Economists Janet Currie and Hannes Schwandt of Princeton University took a new approach to resolving this long-standing question, using data from the vital statistics offices in New Jersey, New York, and Pennsylvania about births between 1994 and 2006. To control for socioeconomic status, their study looked only at siblings born to the same mother. And lo and behold, seasonal patterns persist, they report online today in the Proceedings of the National Academy of Sciences.
May is the most unfavorable time to get pregnant, the study finds. Babies conceived this month (and thus delivered in winter) were 13% more likely to be born premature, and their gestation time was almost a week below the average, Currie and Schwandt report. Because low birth weight and prematurity have been linked to diverse health problems—weaker immune systems, poorer vision and hearing, and slower cognitive development—this variation could help explain differences later in life. The study found that for conceptions between January and May, gestation length declined by about a week before shooting back up to average length in June.
In terms of birth weight, summer was the best time to conceive. The team found that mothers who conceived from June through August gained more weight during their pregnancies and gave birth to infants who were, on average, about 8 grams heavier than in other months.
The researchers then looked to Centers for Disease Control and Prevention data and found that the annual dip in gestation length closely aligns with the time when the most patients visited the doctor for flulike symptoms. In 2009, when the H1N1 pandemic struck about 2 months earlier than a typical flu season, the dip in gestation time came earlier, too, and was more dramatic. Currie and Schwandt suggest that flu could cause mothers to deliver early. "I think it really gives support to the idea that pregnant women should be vaccinated for flu," Currie says.

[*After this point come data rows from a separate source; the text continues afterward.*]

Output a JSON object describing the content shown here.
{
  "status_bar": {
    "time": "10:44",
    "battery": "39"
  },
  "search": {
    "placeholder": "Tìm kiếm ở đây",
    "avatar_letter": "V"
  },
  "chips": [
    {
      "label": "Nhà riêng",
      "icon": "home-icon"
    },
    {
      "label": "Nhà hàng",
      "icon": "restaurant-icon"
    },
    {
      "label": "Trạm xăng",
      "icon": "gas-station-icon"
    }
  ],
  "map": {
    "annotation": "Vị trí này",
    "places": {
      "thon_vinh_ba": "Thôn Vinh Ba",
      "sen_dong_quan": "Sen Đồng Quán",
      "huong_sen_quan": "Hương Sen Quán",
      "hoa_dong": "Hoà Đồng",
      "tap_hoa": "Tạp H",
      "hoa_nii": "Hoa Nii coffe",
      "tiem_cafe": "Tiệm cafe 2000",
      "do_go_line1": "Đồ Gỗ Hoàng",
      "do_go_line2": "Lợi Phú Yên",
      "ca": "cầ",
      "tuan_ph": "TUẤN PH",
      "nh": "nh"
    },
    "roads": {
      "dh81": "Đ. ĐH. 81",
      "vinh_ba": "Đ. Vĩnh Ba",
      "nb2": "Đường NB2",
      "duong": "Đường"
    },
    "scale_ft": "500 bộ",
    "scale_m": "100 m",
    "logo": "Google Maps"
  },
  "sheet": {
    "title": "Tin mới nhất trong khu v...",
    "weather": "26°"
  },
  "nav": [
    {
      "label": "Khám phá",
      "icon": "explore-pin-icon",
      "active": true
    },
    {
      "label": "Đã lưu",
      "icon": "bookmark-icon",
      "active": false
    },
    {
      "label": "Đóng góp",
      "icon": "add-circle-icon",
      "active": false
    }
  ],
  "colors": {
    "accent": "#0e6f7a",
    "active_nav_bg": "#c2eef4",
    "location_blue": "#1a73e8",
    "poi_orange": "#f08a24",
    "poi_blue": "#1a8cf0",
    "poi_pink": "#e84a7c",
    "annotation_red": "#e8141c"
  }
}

A few days' difference in gestation length is small but significant, notes Hyagriv Simhan, a maternal and fetal doctor at the University of Pittsburgh School of Medicine in Pennsylvania who was not involved in the work. Although babies born less than a month premature don't usually face significant health costs, he says that the difference is meaningful when averaged over a large population. Simhan, whose own research has suggested a link between influenza and early delivery, says that flu is a likely factor in newborn health, but not the only one. For example, he notes, vitamin D levels that dip at important points in fetal development could also be important.